=== Exercise goal ===
Extract each line of the records below that contains the word "name".

=== Data section ===
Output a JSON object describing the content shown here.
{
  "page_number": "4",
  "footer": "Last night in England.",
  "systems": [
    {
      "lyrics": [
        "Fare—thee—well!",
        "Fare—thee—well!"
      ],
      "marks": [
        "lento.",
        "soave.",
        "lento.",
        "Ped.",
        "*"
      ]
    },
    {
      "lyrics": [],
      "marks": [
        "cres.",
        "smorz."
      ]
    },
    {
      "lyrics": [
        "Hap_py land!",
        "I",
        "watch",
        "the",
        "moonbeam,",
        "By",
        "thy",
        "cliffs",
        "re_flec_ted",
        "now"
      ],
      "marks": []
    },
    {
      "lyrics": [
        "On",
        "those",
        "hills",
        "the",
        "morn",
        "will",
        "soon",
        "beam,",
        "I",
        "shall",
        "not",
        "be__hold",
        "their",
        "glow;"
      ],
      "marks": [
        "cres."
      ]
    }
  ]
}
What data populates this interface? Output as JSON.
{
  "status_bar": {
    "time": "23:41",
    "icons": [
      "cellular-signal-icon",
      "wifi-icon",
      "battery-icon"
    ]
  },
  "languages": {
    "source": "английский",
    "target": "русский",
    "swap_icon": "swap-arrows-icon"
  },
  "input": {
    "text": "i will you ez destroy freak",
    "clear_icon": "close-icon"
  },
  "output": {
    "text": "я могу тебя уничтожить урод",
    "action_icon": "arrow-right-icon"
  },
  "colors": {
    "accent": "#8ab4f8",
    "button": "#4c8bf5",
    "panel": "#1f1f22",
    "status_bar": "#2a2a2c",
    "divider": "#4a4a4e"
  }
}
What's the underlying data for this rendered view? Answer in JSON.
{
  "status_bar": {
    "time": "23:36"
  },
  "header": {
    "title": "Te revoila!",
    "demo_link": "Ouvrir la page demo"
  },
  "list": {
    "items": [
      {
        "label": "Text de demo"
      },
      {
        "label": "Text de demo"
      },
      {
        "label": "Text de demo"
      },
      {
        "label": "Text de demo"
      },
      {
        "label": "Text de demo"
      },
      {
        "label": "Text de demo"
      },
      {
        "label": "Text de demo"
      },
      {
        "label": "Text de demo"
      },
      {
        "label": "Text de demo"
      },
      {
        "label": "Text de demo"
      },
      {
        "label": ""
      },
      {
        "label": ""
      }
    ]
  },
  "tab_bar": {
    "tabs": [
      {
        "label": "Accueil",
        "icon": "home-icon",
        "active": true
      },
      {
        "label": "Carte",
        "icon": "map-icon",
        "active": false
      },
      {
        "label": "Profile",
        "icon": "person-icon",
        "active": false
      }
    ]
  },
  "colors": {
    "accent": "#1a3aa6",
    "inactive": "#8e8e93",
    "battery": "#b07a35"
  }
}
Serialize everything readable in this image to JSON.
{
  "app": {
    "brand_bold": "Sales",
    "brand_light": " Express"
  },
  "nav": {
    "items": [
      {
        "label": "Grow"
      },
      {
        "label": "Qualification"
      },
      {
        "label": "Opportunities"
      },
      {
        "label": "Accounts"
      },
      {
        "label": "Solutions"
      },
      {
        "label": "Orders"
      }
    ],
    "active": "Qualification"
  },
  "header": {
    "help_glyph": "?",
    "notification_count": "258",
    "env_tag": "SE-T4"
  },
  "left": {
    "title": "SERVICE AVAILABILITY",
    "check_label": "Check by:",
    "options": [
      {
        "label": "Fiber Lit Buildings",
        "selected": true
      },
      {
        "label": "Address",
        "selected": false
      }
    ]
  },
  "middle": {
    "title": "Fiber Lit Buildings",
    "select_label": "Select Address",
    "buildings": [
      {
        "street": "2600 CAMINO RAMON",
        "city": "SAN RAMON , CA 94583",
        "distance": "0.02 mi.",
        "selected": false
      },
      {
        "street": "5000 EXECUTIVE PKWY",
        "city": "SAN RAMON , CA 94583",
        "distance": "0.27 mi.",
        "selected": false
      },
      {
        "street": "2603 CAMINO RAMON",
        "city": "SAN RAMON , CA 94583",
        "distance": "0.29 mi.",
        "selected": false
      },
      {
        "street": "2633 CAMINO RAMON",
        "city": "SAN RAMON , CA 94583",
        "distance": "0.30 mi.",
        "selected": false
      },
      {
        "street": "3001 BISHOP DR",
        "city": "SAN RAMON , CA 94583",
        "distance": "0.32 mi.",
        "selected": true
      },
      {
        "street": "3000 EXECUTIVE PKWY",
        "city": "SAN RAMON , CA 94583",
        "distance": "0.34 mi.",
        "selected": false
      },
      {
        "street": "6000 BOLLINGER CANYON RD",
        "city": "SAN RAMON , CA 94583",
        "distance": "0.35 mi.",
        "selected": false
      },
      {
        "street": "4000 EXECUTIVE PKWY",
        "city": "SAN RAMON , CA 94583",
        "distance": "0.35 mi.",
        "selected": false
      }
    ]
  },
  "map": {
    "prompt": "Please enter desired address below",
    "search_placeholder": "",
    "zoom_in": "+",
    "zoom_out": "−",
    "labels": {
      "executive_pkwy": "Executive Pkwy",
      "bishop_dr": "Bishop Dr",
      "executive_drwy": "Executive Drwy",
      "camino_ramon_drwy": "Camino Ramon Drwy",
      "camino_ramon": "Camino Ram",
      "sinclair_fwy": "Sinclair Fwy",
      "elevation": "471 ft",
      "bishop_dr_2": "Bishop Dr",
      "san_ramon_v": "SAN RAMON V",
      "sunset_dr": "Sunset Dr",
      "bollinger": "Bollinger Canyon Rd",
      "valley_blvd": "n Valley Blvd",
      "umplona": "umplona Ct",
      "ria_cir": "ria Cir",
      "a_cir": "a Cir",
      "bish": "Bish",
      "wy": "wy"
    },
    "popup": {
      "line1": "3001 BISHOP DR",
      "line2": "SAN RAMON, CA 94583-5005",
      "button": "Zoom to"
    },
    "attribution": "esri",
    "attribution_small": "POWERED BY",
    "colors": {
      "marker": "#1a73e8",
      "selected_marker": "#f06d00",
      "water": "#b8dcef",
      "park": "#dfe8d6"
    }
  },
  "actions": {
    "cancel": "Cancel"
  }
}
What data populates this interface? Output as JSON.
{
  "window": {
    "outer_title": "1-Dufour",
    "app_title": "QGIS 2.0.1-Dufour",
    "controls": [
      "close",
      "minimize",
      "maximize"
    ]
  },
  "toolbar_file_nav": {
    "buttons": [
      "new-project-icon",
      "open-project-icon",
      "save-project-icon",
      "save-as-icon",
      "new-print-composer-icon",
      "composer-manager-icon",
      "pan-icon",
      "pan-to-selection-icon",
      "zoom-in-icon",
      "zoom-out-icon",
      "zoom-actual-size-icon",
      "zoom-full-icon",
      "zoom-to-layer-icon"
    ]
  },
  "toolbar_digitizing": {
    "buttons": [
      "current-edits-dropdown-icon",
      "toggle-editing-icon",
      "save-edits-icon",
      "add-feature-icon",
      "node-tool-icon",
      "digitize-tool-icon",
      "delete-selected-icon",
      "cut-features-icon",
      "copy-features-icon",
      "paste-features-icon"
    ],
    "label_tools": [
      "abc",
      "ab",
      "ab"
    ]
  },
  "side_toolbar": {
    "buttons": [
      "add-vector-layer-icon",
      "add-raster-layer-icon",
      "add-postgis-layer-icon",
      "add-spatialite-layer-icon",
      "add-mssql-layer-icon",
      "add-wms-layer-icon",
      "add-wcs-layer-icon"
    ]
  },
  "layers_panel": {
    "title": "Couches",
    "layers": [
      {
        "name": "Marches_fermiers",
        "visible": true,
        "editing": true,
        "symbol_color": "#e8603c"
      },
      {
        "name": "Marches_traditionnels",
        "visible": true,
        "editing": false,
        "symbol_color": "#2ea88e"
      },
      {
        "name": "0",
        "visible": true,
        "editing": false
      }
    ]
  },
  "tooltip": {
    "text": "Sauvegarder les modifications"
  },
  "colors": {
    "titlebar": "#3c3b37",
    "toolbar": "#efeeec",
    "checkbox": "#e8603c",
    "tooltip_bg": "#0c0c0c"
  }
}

=== Solution to this task ===
        "name": "Marches_fermiers",
        "name": "Marches_traditionnels",
        "name": "0",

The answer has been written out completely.